Month: September 2019

The Death of Clothing

The apparel industry has a big problem. At a time when the economy is growing, unemployment is low, wages are rebounding and consumers are eager to buy, Americans are spending less and less on clothing.

The woes of retailers are often blamed on Amazon.com Inc. and its vise grip on e-commerce shoppers. Consumers glued to their phones would rather browse online instead of venturing out to their local malls, and that’s crushed sales and hastened the bankruptcies of brick-and-mortar stalwarts from American Apparel to Wet Seal.

But that’s not the whole story. The apparel industry seems to have no solution to the dwindling dollars Americans devote to their closets. Many upstarts promising to revolutionize the industry drift away with barely a whimper. Who needs fashion these days when you can express yourself through social media? Why buy that pricey new dress when you could fund a weekend getaway instead?

Apparel has simply lost its appeal. And there doesn’t seem to be a savior in sight. As a result, more and more apparel companies—from big-name department stores to trendy online startups—are folding.

Sources: 2016 Consumer Expenditures Survey, U.S. Bureau of Labor Statistics

The ingredients for this demise have been brewing for decades. In 1977, clothing accounted for 6.2 percent of U.S. household spending, according to government statistics. Four decades later, it’s plummeted to half that.

Apparel is being displaced by travel, eating out and activities—what’s routinely lumped together as “experiences”—which have grown to 18 percent of purchases. Technology alone, including data charges and media content, accounts for 3.4 percent of spending. That now tops all clothing and footwear expenditures.

Several reasons are behind this shift. Some are beyond the control of apparel companies, as societal changes drove different shopping behavior. But missteps by these companies along the way have hastened the death of clothing.

No one needs to buy a separate work wardrobe anymore.

It used to be that office workers needed suits and ties or pleated pants, long skirts and heels to get through the week. By the early 1990s, that seemed to change. The genesis is debatable, but many chalk it up to tech firms in Silicon Valley pushing a business-casual look dominated by khakis. That trickled into other industries, as casual Fridays became common. Now, office apparel is just as casual on Monday as on Friday for many workers.
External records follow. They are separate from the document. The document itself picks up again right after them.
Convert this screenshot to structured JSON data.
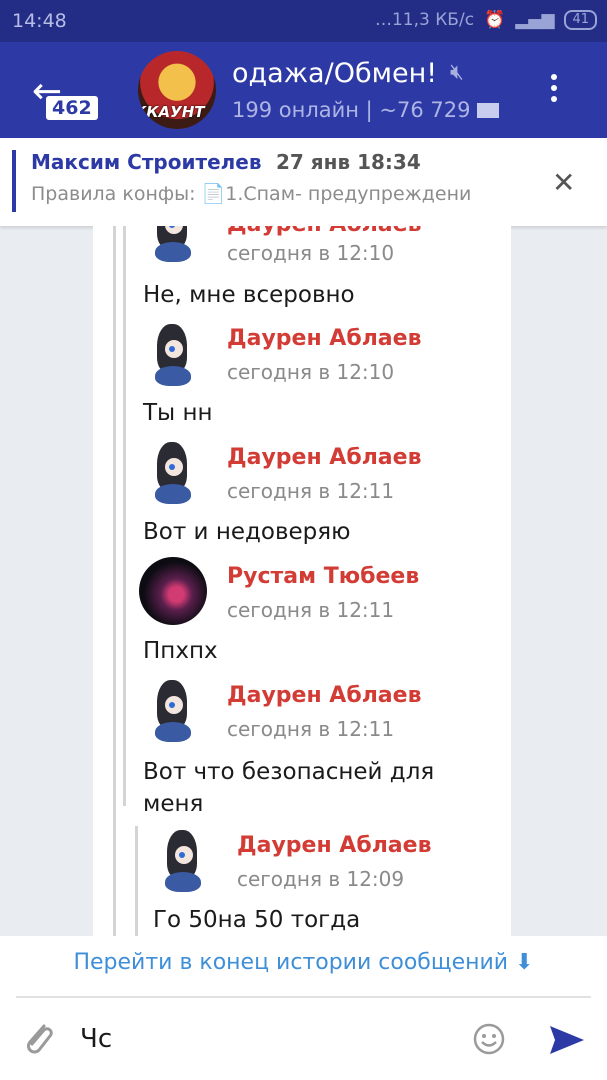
{
  "status": {
    "time": "14:48",
    "network": "…11,3 КБ/с",
    "battery": "41"
  },
  "header": {
    "badge": "462",
    "avatar_text": "ККАУНТ ДАЖ",
    "title": "одажа/Обмен!",
    "subtitle": "199 онлайн | ~76 729"
  },
  "pinned": {
    "author": "Максим Строителев",
    "date": "27 янв 18:34",
    "text": "Правила конфы: 📄1.Спам- предупреждени"
  },
  "messages": [
    {
      "author": "Даурен Аблаев",
      "time": "сегодня в 12:10",
      "text": "Не, мне всеровно"
    },
    {
      "author": "Даурен Аблаев",
      "time": "сегодня в 12:10",
      "text": "Ты нн"
    },
    {
      "author": "Даурен Аблаев",
      "time": "сегодня в 12:11",
      "text": "Вот и недоверяю"
    },
    {
      "author": "Рустам Тюбеев",
      "time": "сегодня в 12:11",
      "text": "Ппхпх"
    },
    {
      "author": "Даурен Аблаев",
      "time": "сегодня в 12:11",
      "text": "Вот что безопасней для меня"
    },
    {
      "author": "Даурен Аблаев",
      "time": "сегодня в 12:09",
      "text": "Го 50на 50 тогда"
    }
  ],
  "footer": {
    "jump_label": "Перейти в конец истории сообщений ⬇",
    "input_text": "Чс"
  },
  "colors": {
    "header": "#2d3aa6",
    "author": "#d23c35",
    "link": "#3f8fd8"
  }
}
Over the past five years, there has been a 10 percentage point spike in employers that permit casual dress any day of the week. The upshot of this is that Americans increasingly need just one wardrobe, because there is so little differentiation between what people wear to work and on the weekends.